**Exercise:** The answer must be the full data, restated word for word, with no pictures in it.

------ Listed records ------

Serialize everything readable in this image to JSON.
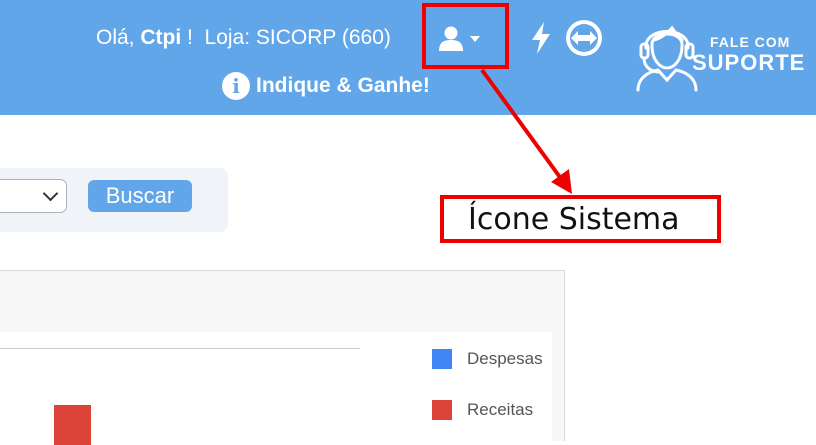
{
  "header": {
    "greeting_prefix": "Olá,",
    "user_name": "Ctpi",
    "greeting_suffix": "!",
    "store_label": "Loja: SICORP (660)",
    "indique_label": "Indique & Ganhe!",
    "support_line1": "FALE COM",
    "support_line2": "SUPORTE",
    "colors": {
      "header_bg": "#62a6ea",
      "text": "#ffffff"
    },
    "icons": [
      "user-icon",
      "caret-down-icon",
      "bolt-icon",
      "teamviewer-icon",
      "support-agent-icon",
      "info-icon"
    ]
  },
  "filter": {
    "search_button_label": "Buscar"
  },
  "chart_data": {
    "type": "bar",
    "series": [
      {
        "name": "Despesas",
        "color": "#4285f4"
      },
      {
        "name": "Receitas",
        "color": "#dc4437"
      }
    ]
  },
  "annotation": {
    "callout_text": "Ícone Sistema",
    "color": "#ee0000"
  }
}
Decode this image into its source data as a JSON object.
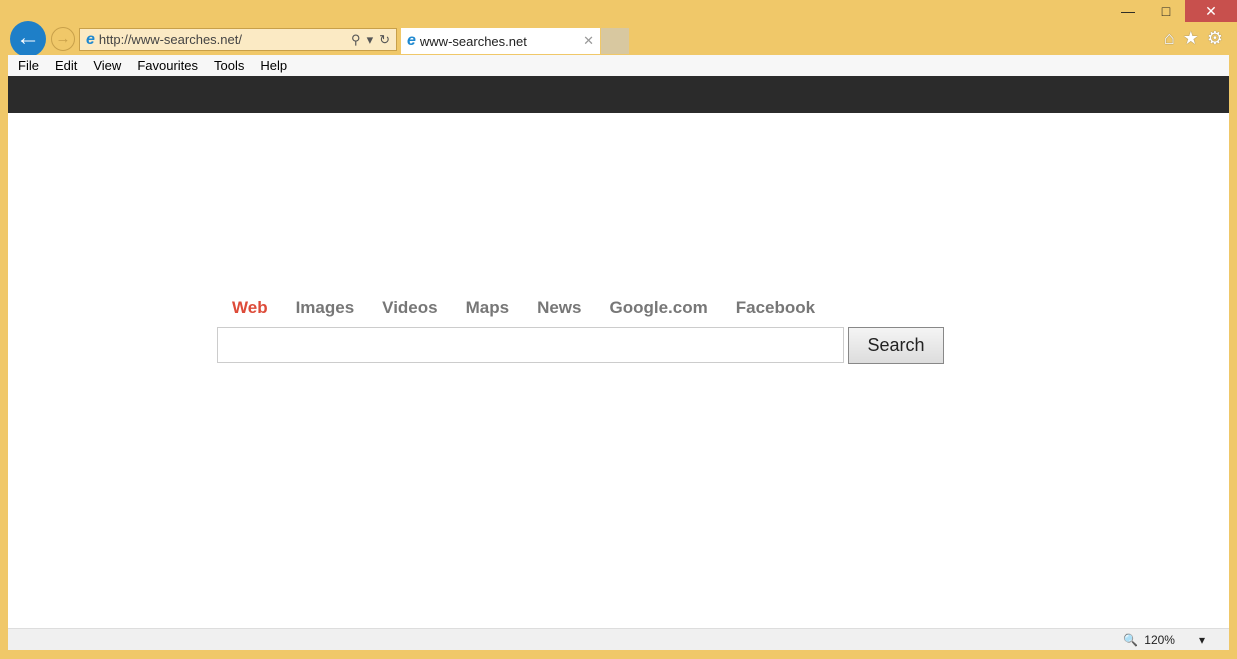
{
  "browser": {
    "url": "http://www-searches.net/",
    "tab_title": "www-searches.net",
    "menu": [
      "File",
      "Edit",
      "View",
      "Favourites",
      "Tools",
      "Help"
    ],
    "zoom": "120%"
  },
  "search": {
    "nav": [
      "Web",
      "Images",
      "Videos",
      "Maps",
      "News",
      "Google.com",
      "Facebook"
    ],
    "query": "",
    "button": "Search"
  }
}
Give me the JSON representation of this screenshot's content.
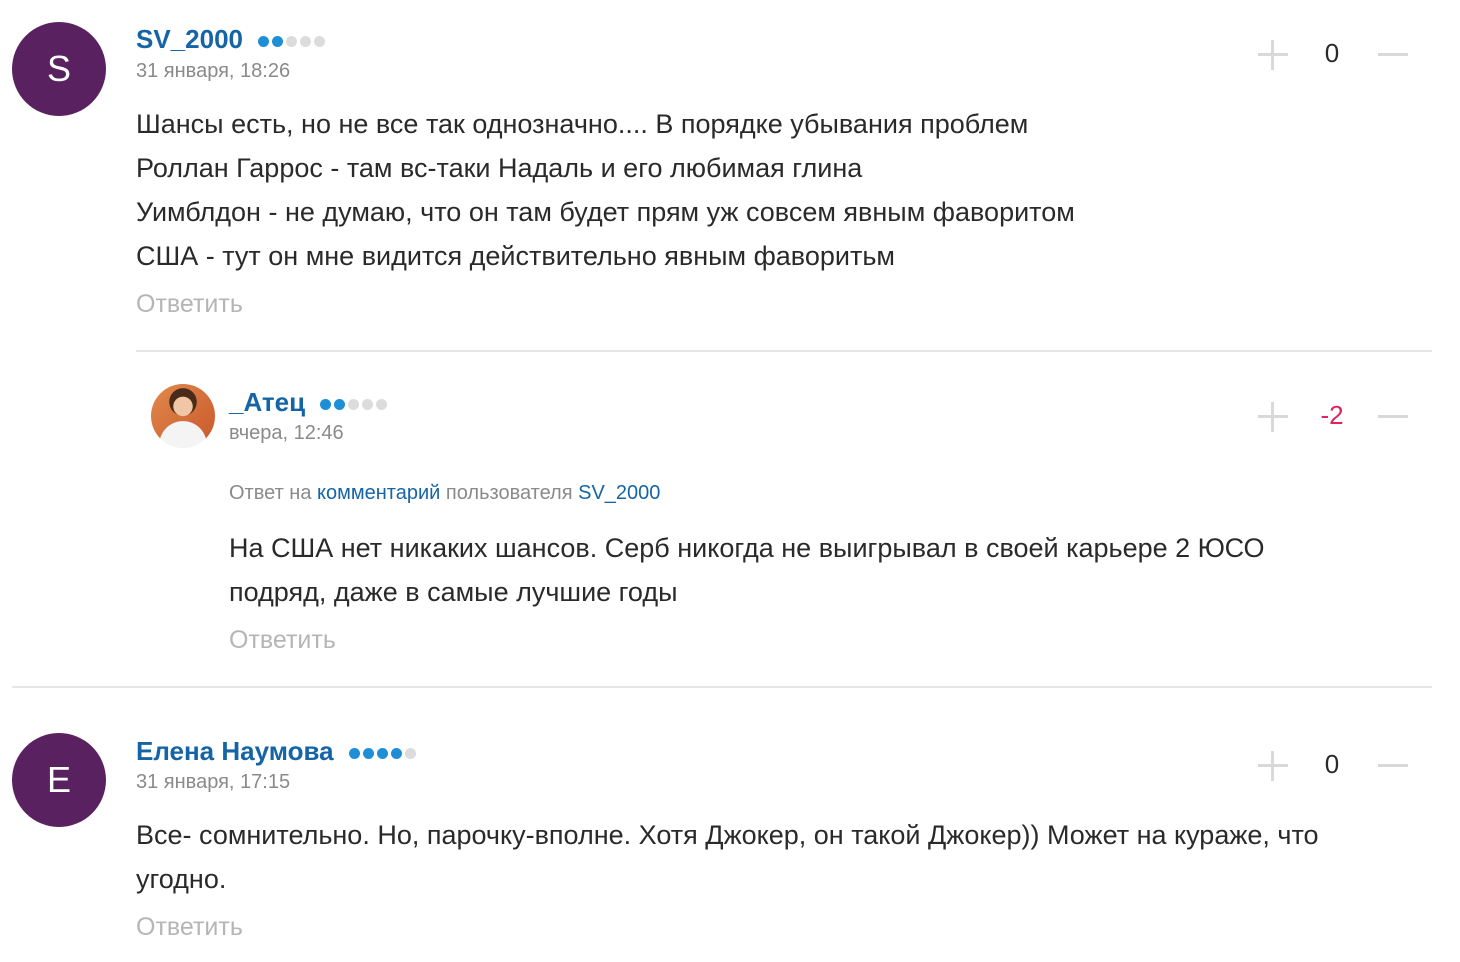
{
  "comments": [
    {
      "avatar_letter": "S",
      "username": "SV_2000",
      "rating_dots": [
        true,
        true,
        false,
        false,
        false
      ],
      "date": "31 января, 18:26",
      "score": "0",
      "lines": [
        "Шансы есть, но не все так однозначно.... В порядке убывания проблем",
        "Роллан Гаррос - там вс-таки Надаль и его любимая глина",
        "Уимблдон - не думаю, что он там будет прям уж совсем явным фаворитом",
        "США - тут он мне видится действительно явным фаворитьм"
      ],
      "reply_label": "Ответить"
    },
    {
      "username": "_Атец",
      "rating_dots": [
        true,
        true,
        false,
        false,
        false
      ],
      "date": "вчера, 12:46",
      "score": "-2",
      "reply_to": {
        "prefix": "Ответ на",
        "link": "комментарий",
        "middle": "пользователя",
        "user": "SV_2000"
      },
      "lines": [
        "На США нет никаких шансов. Серб никогда не выигрывал в своей карьере 2 ЮСО",
        "подряд, даже в самые лучшие годы"
      ],
      "reply_label": "Ответить"
    },
    {
      "avatar_letter": "Е",
      "username": "Елена Наумова",
      "rating_dots": [
        true,
        true,
        true,
        true,
        false
      ],
      "date": "31 января, 17:15",
      "score": "0",
      "lines": [
        "Все- сомнительно. Но, парочку-вполне. Хотя Джокер, он такой Джокер)) Может на кураже, что",
        "угодно."
      ],
      "reply_label": "Ответить"
    }
  ],
  "icons": {
    "upvote": "plus-icon",
    "downvote": "minus-icon"
  },
  "colors": {
    "avatar_bg": "#5a2160",
    "username": "#1565a6",
    "dot_active": "#1e8fd6",
    "negative_score": "#e0245e"
  }
}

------

**Result:**
Serialize everything readable in this image to JSON.
{
  "header": {
    "greeting_prefix": "Olá,",
    "user_name": "Ctpi",
    "greeting_suffix": "!",
    "store_label": "Loja: SICORP (660)",
    "indique_label": "Indique & Ganhe!",
    "support_line1": "FALE COM",
    "support_line2": "SUPORTE",
    "colors": {
      "header_bg": "#62a6ea",
      "text": "#ffffff"
    },
    "icons": [
      "user-icon",
      "caret-down-icon",
      "bolt-icon",
      "teamviewer-icon",
      "support-agent-icon",
      "info-icon"
    ]
  },
  "filter": {
    "search_button_label": "Buscar"
  },
  "chart_data": {
    "type": "bar",
    "series": [
      {
        "name": "Despesas",
        "color": "#4285f4"
      },
      {
        "name": "Receitas",
        "color": "#dc4437"
      }
    ]
  },
  "annotation": {
    "callout_text": "Ícone Sistema",
    "color": "#ee0000"
  }
}
Decode this image into its source data as a JSON object.
{
  "browser": {
    "url": "http://www-searches.net/",
    "tab_title": "www-searches.net",
    "menu": [
      "File",
      "Edit",
      "View",
      "Favourites",
      "Tools",
      "Help"
    ],
    "zoom": "120%"
  },
  "search": {
    "nav": [
      "Web",
      "Images",
      "Videos",
      "Maps",
      "News",
      "Google.com",
      "Facebook"
    ],
    "query": "",
    "button": "Search"
  }
}
Give me the JSON representation of this screenshot's content.
{
  "comments": [
    {
      "avatar_letter": "S",
      "username": "SV_2000",
      "rating_dots": [
        true,
        true,
        false,
        false,
        false
      ],
      "date": "31 января, 18:26",
      "score": "0",
      "lines": [
        "Шансы есть, но не все так однозначно.... В порядке убывания проблем",
        "Роллан Гаррос - там вс-таки Надаль и его любимая глина",
        "Уимблдон - не думаю, что он там будет прям уж совсем явным фаворитом",
        "США - тут он мне видится действительно явным фаворитьм"
      ],
      "reply_label": "Ответить"
    },
    {
      "username": "_Атец",
      "rating_dots": [
        true,
        true,
        false,
        false,
        false
      ],
      "date": "вчера, 12:46",
      "score": "-2",
      "reply_to": {
        "prefix": "Ответ на",
        "link": "комментарий",
        "middle": "пользователя",
        "user": "SV_2000"
      },
      "lines": [
        "На США нет никаких шансов. Серб никогда не выигрывал в своей карьере 2 ЮСО",
        "подряд, даже в самые лучшие годы"
      ],
      "reply_label": "Ответить"
    },
    {
      "avatar_letter": "Е",
      "username": "Елена Наумова",
      "rating_dots": [
        true,
        true,
        true,
        true,
        false
      ],
      "date": "31 января, 17:15",
      "score": "0",
      "lines": [
        "Все- сомнительно. Но, парочку-вполне. Хотя Джокер, он такой Джокер)) Может на кураже, что",
        "угодно."
      ],
      "reply_label": "Ответить"
    }
  ],
  "icons": {
    "upvote": "plus-icon",
    "downvote": "minus-icon"
  },
  "colors": {
    "avatar_bg": "#5a2160",
    "username": "#1565a6",
    "dot_active": "#1e8fd6",
    "negative_score": "#e0245e"
  }
}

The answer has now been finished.